|Senator Clinton will not run for|
presidency in 2004 or 2008
Responding to the question in a television interview, Clinton made it clear she would leave the Democratic nomination in 2004 to the nine contenders vying for the presidency.
But with none of them expected to beat President George Bush, some Democrats, according to the New York Times, have been looking to Clinton’s popularity to revive the party's fortunes.
"I'm flattered that the question gets asked ... and I hope that it will lead to a woman running for president, and we have a lot of good women," she said, but affirmed her intention to be re-elected as New York’s senator in 2006.
In a separate interview with Time Magazine, the former first lady publicised her new book of memoirs.
Living History, a book that has already netted Clinton an $8 million advance fee, is being released on Monday, with the publishers printing a million copies in anticipation of demand.

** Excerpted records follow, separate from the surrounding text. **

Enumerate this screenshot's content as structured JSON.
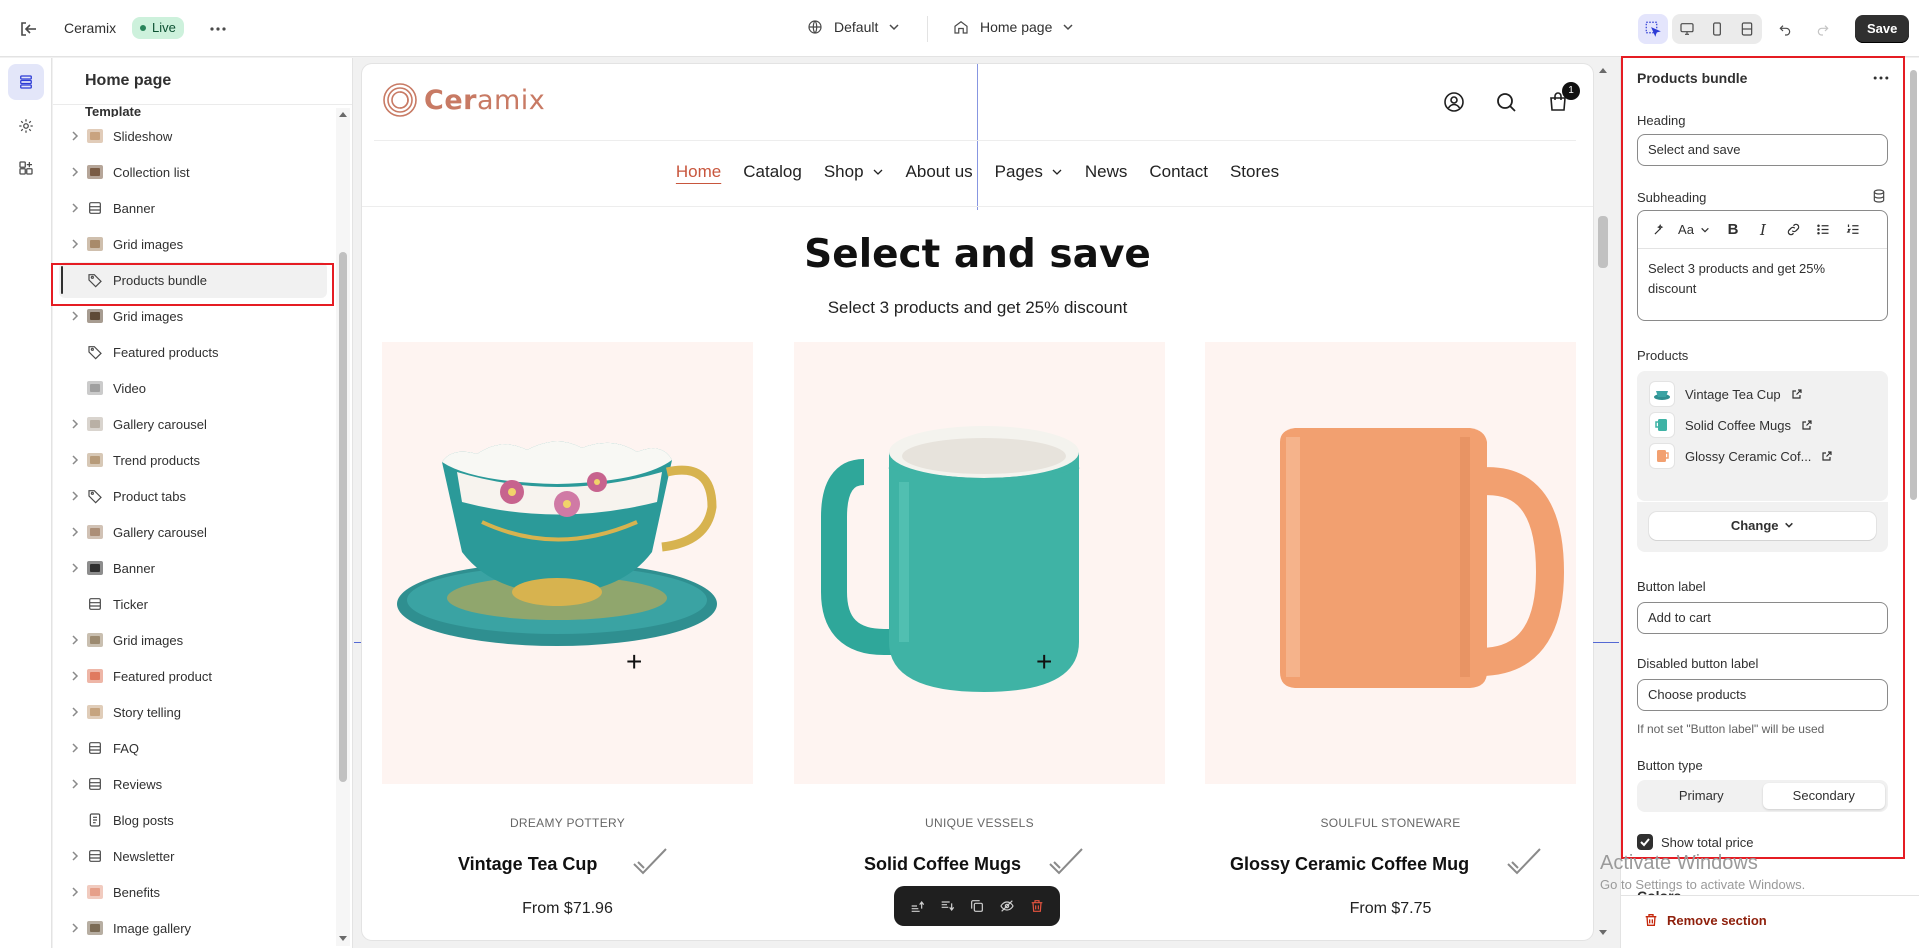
{
  "topbar": {
    "store_name": "Ceramix",
    "status_badge": "Live",
    "theme_selector": "Default",
    "page_selector": "Home page",
    "save_label": "Save"
  },
  "sidebar": {
    "title": "Home page",
    "group_label": "Template",
    "items": [
      {
        "label": "Slideshow",
        "icon": "image-thumbnail",
        "expandable": true
      },
      {
        "label": "Collection list",
        "icon": "image-thumbnail",
        "expandable": true
      },
      {
        "label": "Banner",
        "icon": "layout-icon",
        "expandable": true
      },
      {
        "label": "Grid images",
        "icon": "image-thumbnail",
        "expandable": true
      },
      {
        "label": "Products bundle",
        "icon": "tag-icon",
        "expandable": false,
        "selected": true
      },
      {
        "label": "Grid images",
        "icon": "image-thumbnail",
        "expandable": true
      },
      {
        "label": "Featured products",
        "icon": "tag-icon",
        "expandable": false
      },
      {
        "label": "Video",
        "icon": "image-thumbnail",
        "expandable": false
      },
      {
        "label": "Gallery carousel",
        "icon": "image-thumbnail",
        "expandable": true
      },
      {
        "label": "Trend products",
        "icon": "image-thumbnail",
        "expandable": true
      },
      {
        "label": "Product tabs",
        "icon": "tag-icon",
        "expandable": true
      },
      {
        "label": "Gallery carousel",
        "icon": "image-thumbnail",
        "expandable": true
      },
      {
        "label": "Banner",
        "icon": "image-thumbnail",
        "expandable": true
      },
      {
        "label": "Ticker",
        "icon": "layout-icon",
        "expandable": false
      },
      {
        "label": "Grid images",
        "icon": "image-thumbnail",
        "expandable": true
      },
      {
        "label": "Featured product",
        "icon": "image-thumbnail",
        "expandable": true
      },
      {
        "label": "Story telling",
        "icon": "image-thumbnail",
        "expandable": true
      },
      {
        "label": "FAQ",
        "icon": "layout-icon",
        "expandable": true
      },
      {
        "label": "Reviews",
        "icon": "layout-icon",
        "expandable": true
      },
      {
        "label": "Blog posts",
        "icon": "blog-icon",
        "expandable": false
      },
      {
        "label": "Newsletter",
        "icon": "layout-icon",
        "expandable": true
      },
      {
        "label": "Benefits",
        "icon": "image-thumbnail",
        "expandable": true
      },
      {
        "label": "Image gallery",
        "icon": "image-thumbnail",
        "expandable": true
      }
    ]
  },
  "preview": {
    "logo_text_bold": "Cer",
    "logo_text_light": "amix",
    "cart_count": "1",
    "nav": [
      "Home",
      "Catalog",
      "Shop",
      "About us",
      "Pages",
      "News",
      "Contact",
      "Stores"
    ],
    "heading": "Select and save",
    "subheading": "Select 3 products and get 25% discount",
    "products": [
      {
        "vendor": "DREAMY POTTERY",
        "name": "Vintage Tea Cup",
        "price": "From $71.96"
      },
      {
        "vendor": "UNIQUE VESSELS",
        "name": "Solid Coffee Mugs",
        "price": ""
      },
      {
        "vendor": "SOULFUL STONEWARE",
        "name": "Glossy Ceramic Coffee Mug",
        "price": "From $7.75"
      }
    ],
    "plus": "+"
  },
  "settings": {
    "title": "Products bundle",
    "heading_label": "Heading",
    "heading_value": "Select and save",
    "subheading_label": "Subheading",
    "subheading_value": "Select 3 products and get 25% discount",
    "products_label": "Products",
    "products": [
      "Vintage Tea Cup",
      "Solid Coffee Mugs",
      "Glossy Ceramic Cof..."
    ],
    "change_label": "Change",
    "button_label_label": "Button label",
    "button_label_value": "Add to cart",
    "disabled_label": "Disabled button label",
    "disabled_value": "Choose products",
    "disabled_help": "If not set \"Button label\" will be used",
    "button_type_label": "Button type",
    "button_types": [
      "Primary",
      "Secondary"
    ],
    "button_type_selected": "Secondary",
    "show_total_price_label": "Show total price",
    "show_total_price": true,
    "colors_label": "Colors",
    "remove_label": "Remove section"
  },
  "watermark": {
    "line1": "Activate Windows",
    "line2": "Go to Settings to activate Windows."
  },
  "colors": {
    "highlight": "#e51c23",
    "accent": "#2c3bd5",
    "logo": "#c87a64",
    "nav_active": "#c8563d",
    "card_bg": "#fef4f1",
    "teal": "#3fb3a5",
    "orange": "#f2a070"
  }
}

|Clinton: Enjoying her time as|
The opening lines begin: “I wasn't born a first lady or a senator. I wasn't born a Democrat. I wasn't born a lawyer or an advocate for women's rights and human rights. I wasn't born a wife or mother. I was born an American in the middle of the 20th century, a fortunate time and place.”

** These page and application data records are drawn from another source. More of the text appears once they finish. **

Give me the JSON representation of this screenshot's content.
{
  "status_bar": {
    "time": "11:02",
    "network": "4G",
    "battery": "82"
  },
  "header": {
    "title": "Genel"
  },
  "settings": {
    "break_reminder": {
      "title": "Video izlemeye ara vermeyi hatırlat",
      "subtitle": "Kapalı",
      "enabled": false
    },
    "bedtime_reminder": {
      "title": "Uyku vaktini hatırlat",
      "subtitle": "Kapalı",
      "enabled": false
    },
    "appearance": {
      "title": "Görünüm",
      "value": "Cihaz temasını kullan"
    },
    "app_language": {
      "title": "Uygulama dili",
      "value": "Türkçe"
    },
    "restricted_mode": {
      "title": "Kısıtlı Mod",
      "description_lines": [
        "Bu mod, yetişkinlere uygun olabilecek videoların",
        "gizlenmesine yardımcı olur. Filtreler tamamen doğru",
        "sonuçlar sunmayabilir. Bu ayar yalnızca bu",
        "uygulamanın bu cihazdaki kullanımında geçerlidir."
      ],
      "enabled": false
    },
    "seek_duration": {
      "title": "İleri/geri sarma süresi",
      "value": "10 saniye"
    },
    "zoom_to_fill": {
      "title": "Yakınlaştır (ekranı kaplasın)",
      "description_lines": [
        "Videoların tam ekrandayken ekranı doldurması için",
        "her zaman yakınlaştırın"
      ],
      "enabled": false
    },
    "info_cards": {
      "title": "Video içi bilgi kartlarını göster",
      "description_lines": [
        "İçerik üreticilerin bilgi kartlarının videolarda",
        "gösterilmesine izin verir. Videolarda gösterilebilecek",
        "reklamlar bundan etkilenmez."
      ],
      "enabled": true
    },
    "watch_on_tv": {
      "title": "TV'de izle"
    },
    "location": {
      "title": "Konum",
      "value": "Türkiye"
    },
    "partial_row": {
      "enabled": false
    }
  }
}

It covers the time when she and President Clinton were accused of financial fraud and his relationship with a White House intern - which led to an impeachment in the House of Representatives.
"I was beside myself with anger and disappointment," she wrote, "as a wife, I wanted to wring Bill's neck."

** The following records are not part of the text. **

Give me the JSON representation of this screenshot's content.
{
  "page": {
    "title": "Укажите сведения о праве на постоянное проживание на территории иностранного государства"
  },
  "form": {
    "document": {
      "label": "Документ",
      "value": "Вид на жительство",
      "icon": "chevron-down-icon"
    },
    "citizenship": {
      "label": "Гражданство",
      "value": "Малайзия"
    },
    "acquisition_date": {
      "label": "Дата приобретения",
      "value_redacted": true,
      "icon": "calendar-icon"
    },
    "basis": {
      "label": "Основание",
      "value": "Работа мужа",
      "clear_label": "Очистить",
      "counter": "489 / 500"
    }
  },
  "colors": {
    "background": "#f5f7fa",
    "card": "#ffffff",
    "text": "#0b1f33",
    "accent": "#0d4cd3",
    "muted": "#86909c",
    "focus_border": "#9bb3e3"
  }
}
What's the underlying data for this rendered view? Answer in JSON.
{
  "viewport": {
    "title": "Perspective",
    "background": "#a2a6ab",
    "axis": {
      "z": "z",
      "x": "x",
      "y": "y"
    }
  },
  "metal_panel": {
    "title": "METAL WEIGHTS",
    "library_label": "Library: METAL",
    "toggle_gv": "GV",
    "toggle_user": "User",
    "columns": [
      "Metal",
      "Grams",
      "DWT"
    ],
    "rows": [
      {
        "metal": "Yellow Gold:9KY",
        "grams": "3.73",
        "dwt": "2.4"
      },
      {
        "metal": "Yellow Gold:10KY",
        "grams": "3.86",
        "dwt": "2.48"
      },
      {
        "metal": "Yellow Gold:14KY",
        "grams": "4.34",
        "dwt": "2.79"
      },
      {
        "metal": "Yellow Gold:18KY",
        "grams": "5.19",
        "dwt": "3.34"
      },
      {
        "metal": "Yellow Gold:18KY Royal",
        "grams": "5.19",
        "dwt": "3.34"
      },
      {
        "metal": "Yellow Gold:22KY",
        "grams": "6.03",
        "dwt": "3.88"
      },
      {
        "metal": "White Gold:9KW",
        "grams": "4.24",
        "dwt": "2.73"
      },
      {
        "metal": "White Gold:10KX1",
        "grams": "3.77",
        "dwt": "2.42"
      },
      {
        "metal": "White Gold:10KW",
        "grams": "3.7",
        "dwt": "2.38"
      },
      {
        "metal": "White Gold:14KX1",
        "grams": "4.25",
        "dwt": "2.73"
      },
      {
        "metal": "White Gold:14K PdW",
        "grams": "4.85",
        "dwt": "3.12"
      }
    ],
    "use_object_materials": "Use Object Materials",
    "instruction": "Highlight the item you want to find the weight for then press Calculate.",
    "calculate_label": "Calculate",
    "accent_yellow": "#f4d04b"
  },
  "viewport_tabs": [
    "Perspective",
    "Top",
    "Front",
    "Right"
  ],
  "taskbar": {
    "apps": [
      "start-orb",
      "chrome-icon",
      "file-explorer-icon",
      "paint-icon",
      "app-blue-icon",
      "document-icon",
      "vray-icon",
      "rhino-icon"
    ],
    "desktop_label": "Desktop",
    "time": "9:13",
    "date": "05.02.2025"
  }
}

In a televised interview on the US channel ABC about the book, Clinton was asked if she still believed there had been "a vast right-wing conspiracy" against her husband.
"I would say that there is a very well-financed right-wing network of people. It's not really conspiracy because it's pretty much out in the light of day - that was after his presidency from the very beginning."
The publisher, Simon and Schuster, expects the book to be a runaway best-seller.